Problem:
Could you copy every record below exactly as it stands?

Information given:
* * * * * * * * *

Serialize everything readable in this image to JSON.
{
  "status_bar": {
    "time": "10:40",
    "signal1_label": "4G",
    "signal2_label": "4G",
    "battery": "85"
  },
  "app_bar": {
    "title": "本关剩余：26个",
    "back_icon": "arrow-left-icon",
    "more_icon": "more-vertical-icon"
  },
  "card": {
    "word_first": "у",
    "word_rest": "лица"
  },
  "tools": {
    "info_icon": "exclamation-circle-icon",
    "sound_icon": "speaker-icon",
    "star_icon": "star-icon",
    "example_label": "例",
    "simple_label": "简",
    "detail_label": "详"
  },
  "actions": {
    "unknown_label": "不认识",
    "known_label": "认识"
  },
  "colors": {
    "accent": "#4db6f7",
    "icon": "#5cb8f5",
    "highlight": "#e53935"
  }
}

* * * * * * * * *

Solution below:
Serialize everything readable in this image to JSON.
{
  "status_bar": {
    "time": "10:40",
    "signal1_label": "4G",
    "signal2_label": "4G",
    "battery": "85"
  },
  "app_bar": {
    "title": "本关剩余：26个",
    "back_icon": "arrow-left-icon",
    "more_icon": "more-vertical-icon"
  },
  "card": {
    "word_first": "у",
    "word_rest": "лица"
  },
  "tools": {
    "info_icon": "exclamation-circle-icon",
    "sound_icon": "speaker-icon",
    "star_icon": "star-icon",
    "example_label": "例",
    "simple_label": "简",
    "detail_label": "详"
  },
  "actions": {
    "unknown_label": "不认识",
    "known_label": "认识"
  },
  "colors": {
    "accent": "#4db6f7",
    "icon": "#5cb8f5",
    "highlight": "#e53935"
  }
}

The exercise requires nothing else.